Associations of Childhood Exposure to Malaria with Cognition and Behavior Outcomes in Low- and Middle- Income Countries: A Systematic Review


  • Josey Noel Indiana University School of Medicine
  • Andrew Ssemata Department of Psychiatry, Makerere University School of Medicine
  • Jacquelline Ann Nakitende Department of Psychiatry, Makerere University School of Medicine
  • Simon Kizito Department of Mental Health and Community Psychology, Makere University School of Psychology
  • Elizabeth C. Whipple Ruth Lilly Medical Library, Indiana University School of Medicine
  • Melissa Thomas 5Richard M. Fairbanks School of Public Health
  • Megan S. McHenry, MD Department of Pediatrics, Indiana University School of Medicine



Background: Malaria impacts >24 million children globally, resulting in >300,000 child deaths annually in low- and middle-income countries (LMICs). Little is known about the association between malarial infection and its impact on cognition and behavior. Our objective was to determine the association between different types of malaria infection with cognitive and behavioral outcomes among children living in LMICs.

Methods: We systematically searched and reviewed the literature using six online bibliographic databases on 2/10/2022. Studies included involved children <18 years living in LMICs with active or past malaria infection and measured cognitive and/or behavior outcomes. A meta-analysis is underway for asymptomatic and severe categories of malaria. Due to heterogeneity of data, a qualitative summary was performed for uncomplicated malaria studies.

Results: Out of 1994 initial titles reviewed, 40 articles met the inclusion criteria. 30 studies contributed data to the meta-analysis. Initial analyses suggest children with asymptomatic malaria tend to have lower mean scores than children without malaria in attention (SMD (standardized mean difference) -0.14, 95% CI -0.35 to 0.07) and general cognitive function (SMD -0.15, 95% CI -0.38 to 0.07). No differences were found in language and numeracy scores. Children with severe malaria had significant reductions in their mean scores compared to children without malaria in language (SMD -0.35, 95% CI -0.53 to -0.17), general cognition (SMD -0.26, 95% CI -0.48 to -0.04), and memory (SMD -0.25, 95% CI -0.41 to -0.09). Most studies on uncomplicated malaria (7/8) found declines across multiple domains of cognitive testing compared to children without malaria.
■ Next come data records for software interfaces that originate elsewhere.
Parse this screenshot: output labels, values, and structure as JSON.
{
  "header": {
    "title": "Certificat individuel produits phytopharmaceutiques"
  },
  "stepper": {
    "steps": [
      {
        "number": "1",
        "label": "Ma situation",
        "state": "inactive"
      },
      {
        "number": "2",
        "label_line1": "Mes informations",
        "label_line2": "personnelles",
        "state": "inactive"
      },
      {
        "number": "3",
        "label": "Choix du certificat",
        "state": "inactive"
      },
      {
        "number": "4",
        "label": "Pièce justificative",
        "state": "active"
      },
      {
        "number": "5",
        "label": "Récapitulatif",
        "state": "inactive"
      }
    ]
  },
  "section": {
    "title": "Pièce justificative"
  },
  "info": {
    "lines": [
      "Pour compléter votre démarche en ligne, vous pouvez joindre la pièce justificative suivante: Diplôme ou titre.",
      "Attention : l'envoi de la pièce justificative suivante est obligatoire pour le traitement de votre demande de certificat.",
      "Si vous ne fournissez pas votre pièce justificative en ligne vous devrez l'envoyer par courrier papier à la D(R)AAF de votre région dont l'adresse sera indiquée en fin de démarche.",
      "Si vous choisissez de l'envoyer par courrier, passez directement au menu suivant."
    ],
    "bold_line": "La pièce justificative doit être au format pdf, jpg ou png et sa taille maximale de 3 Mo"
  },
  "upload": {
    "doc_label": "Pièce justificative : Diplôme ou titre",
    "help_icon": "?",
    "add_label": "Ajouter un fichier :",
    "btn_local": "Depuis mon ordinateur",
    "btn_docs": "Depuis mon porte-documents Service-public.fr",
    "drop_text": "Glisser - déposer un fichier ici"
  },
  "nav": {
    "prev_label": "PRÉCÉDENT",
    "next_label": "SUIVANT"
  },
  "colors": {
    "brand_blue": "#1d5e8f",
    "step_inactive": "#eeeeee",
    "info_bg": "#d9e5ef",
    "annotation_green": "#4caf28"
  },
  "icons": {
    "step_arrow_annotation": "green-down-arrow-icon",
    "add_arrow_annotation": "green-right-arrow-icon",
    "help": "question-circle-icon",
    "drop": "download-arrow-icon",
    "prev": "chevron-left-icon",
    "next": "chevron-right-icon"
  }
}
While analyses are not yet finalized, our initial findings suggest severe malaria is associated with worse neurodevelopment outcomes for children living in LMICs. Asymptomatic and uncomplicated malarial infection tend to have lower scores, though more research is needed. Support for children with malaria should consider strategies to optimize neurodevelopment.